Start of RECORDS PROVIDED

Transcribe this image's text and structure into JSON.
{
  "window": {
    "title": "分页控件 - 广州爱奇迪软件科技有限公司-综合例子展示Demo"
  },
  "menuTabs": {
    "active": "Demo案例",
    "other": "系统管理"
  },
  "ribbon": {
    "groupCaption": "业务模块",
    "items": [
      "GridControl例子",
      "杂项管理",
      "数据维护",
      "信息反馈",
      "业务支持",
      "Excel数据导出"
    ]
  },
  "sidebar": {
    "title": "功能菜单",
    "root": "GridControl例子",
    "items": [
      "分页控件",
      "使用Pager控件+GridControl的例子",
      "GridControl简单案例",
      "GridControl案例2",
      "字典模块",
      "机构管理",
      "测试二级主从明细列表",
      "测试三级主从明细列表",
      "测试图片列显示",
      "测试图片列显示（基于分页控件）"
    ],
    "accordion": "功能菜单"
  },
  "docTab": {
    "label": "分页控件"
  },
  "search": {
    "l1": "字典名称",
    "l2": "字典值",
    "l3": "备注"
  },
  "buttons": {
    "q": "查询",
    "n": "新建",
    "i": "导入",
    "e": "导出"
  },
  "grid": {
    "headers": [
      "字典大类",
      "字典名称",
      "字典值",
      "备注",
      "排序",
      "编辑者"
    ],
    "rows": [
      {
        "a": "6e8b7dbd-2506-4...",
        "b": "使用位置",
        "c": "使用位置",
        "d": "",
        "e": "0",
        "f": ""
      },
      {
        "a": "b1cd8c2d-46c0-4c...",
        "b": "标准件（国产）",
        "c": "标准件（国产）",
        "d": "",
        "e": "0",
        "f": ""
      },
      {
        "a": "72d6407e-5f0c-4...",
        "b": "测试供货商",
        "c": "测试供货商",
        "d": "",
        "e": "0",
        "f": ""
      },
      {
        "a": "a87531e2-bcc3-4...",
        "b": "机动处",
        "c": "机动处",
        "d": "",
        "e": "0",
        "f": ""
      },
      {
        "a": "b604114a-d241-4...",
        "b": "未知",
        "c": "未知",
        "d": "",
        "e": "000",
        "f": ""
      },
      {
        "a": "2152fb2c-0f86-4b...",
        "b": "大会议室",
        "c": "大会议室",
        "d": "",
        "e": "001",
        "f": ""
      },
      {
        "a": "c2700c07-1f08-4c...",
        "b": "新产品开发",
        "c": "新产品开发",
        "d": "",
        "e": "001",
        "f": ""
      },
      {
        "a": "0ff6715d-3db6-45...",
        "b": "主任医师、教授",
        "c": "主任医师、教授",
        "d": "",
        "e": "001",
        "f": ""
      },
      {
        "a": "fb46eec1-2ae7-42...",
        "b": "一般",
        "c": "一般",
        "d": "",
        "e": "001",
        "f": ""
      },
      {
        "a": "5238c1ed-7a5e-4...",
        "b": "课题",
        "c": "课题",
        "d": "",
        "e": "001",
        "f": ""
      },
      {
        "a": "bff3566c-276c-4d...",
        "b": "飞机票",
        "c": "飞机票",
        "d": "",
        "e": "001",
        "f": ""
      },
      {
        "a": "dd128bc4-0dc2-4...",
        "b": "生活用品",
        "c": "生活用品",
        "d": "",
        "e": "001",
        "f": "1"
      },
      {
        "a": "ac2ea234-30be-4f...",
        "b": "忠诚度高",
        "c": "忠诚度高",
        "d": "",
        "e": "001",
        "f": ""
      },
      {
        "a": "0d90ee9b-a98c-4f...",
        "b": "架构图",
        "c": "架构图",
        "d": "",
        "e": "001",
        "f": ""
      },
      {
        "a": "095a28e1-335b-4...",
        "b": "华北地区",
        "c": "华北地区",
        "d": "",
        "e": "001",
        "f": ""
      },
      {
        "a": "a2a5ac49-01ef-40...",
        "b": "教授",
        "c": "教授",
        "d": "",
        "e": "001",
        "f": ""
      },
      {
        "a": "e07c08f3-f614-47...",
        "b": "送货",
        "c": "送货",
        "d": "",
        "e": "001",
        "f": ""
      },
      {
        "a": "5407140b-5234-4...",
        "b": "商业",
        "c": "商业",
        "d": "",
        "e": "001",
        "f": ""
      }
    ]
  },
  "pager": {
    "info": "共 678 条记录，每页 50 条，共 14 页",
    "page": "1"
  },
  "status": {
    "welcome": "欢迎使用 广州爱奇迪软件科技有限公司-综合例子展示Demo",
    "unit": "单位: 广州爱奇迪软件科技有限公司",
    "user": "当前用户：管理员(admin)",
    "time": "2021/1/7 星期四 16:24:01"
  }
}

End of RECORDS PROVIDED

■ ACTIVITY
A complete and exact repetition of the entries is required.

■ FINISHED TASK
Transcribe this image's text and structure into JSON.
{
  "window": {
    "title": "分页控件 - 广州爱奇迪软件科技有限公司-综合例子展示Demo"
  },
  "menuTabs": {
    "active": "Demo案例",
    "other": "系统管理"
  },
  "ribbon": {
    "groupCaption": "业务模块",
    "items": [
      "GridControl例子",
      "杂项管理",
      "数据维护",
      "信息反馈",
      "业务支持",
      "Excel数据导出"
    ]
  },
  "sidebar": {
    "title": "功能菜单",
    "root": "GridControl例子",
    "items": [
      "分页控件",
      "使用Pager控件+GridControl的例子",
      "GridControl简单案例",
      "GridControl案例2",
      "字典模块",
      "机构管理",
      "测试二级主从明细列表",
      "测试三级主从明细列表",
      "测试图片列显示",
      "测试图片列显示（基于分页控件）"
    ],
    "accordion": "功能菜单"
  },
  "docTab": {
    "label": "分页控件"
  },
  "search": {
    "l1": "字典名称",
    "l2": "字典值",
    "l3": "备注"
  },
  "buttons": {
    "q": "查询",
    "n": "新建",
    "i": "导入",
    "e": "导出"
  },
  "grid": {
    "headers": [
      "字典大类",
      "字典名称",
      "字典值",
      "备注",
      "排序",
      "编辑者"
    ],
    "rows": [
      {
        "a": "6e8b7dbd-2506-4...",
        "b": "使用位置",
        "c": "使用位置",
        "d": "",
        "e": "0",
        "f": ""
      },
      {
        "a": "b1cd8c2d-46c0-4c...",
        "b": "标准件（国产）",
        "c": "标准件（国产）",
        "d": "",
        "e": "0",
        "f": ""
      },
      {
        "a": "72d6407e-5f0c-4...",
        "b": "测试供货商",
        "c": "测试供货商",
        "d": "",
        "e": "0",
        "f": ""
      },
      {
        "a": "a87531e2-bcc3-4...",
        "b": "机动处",
        "c": "机动处",
        "d": "",
        "e": "0",
        "f": ""
      },
      {
        "a": "b604114a-d241-4...",
        "b": "未知",
        "c": "未知",
        "d": "",
        "e": "000",
        "f": ""
      },
      {
        "a": "2152fb2c-0f86-4b...",
        "b": "大会议室",
        "c": "大会议室",
        "d": "",
        "e": "001",
        "f": ""
      },
      {
        "a": "c2700c07-1f08-4c...",
        "b": "新产品开发",
        "c": "新产品开发",
        "d": "",
        "e": "001",
        "f": ""
      },
      {
        "a": "0ff6715d-3db6-45...",
        "b": "主任医师、教授",
        "c": "主任医师、教授",
        "d": "",
        "e": "001",
        "f": ""
      },
      {
        "a": "fb46eec1-2ae7-42...",
        "b": "一般",
        "c": "一般",
        "d": "",
        "e": "001",
        "f": ""
      },
      {
        "a": "5238c1ed-7a5e-4...",
        "b": "课题",
        "c": "课题",
        "d": "",
        "e": "001",
        "f": ""
      },
      {
        "a": "bff3566c-276c-4d...",
        "b": "飞机票",
        "c": "飞机票",
        "d": "",
        "e": "001",
        "f": ""
      },
      {
        "a": "dd128bc4-0dc2-4...",
        "b": "生活用品",
        "c": "生活用品",
        "d": "",
        "e": "001",
        "f": "1"
      },
      {
        "a": "ac2ea234-30be-4f...",
        "b": "忠诚度高",
        "c": "忠诚度高",
        "d": "",
        "e": "001",
        "f": ""
      },
      {
        "a": "0d90ee9b-a98c-4f...",
        "b": "架构图",
        "c": "架构图",
        "d": "",
        "e": "001",
        "f": ""
      },
      {
        "a": "095a28e1-335b-4...",
        "b": "华北地区",
        "c": "华北地区",
        "d": "",
        "e": "001",
        "f": ""
      },
      {
        "a": "a2a5ac49-01ef-40...",
        "b": "教授",
        "c": "教授",
        "d": "",
        "e": "001",
        "f": ""
      },
      {
        "a": "e07c08f3-f614-47...",
        "b": "送货",
        "c": "送货",
        "d": "",
        "e": "001",
        "f": ""
      },
      {
        "a": "5407140b-5234-4...",
        "b": "商业",
        "c": "商业",
        "d": "",
        "e": "001",
        "f": ""
      }
    ]
  },
  "pager": {
    "info": "共 678 条记录，每页 50 条，共 14 页",
    "page": "1"
  },
  "status": {
    "welcome": "欢迎使用 广州爱奇迪软件科技有限公司-综合例子展示Demo",
    "unit": "单位: 广州爱奇迪软件科技有限公司",
    "user": "当前用户：管理员(admin)",
    "time": "2021/1/7 星期四 16:24:01"
  }
}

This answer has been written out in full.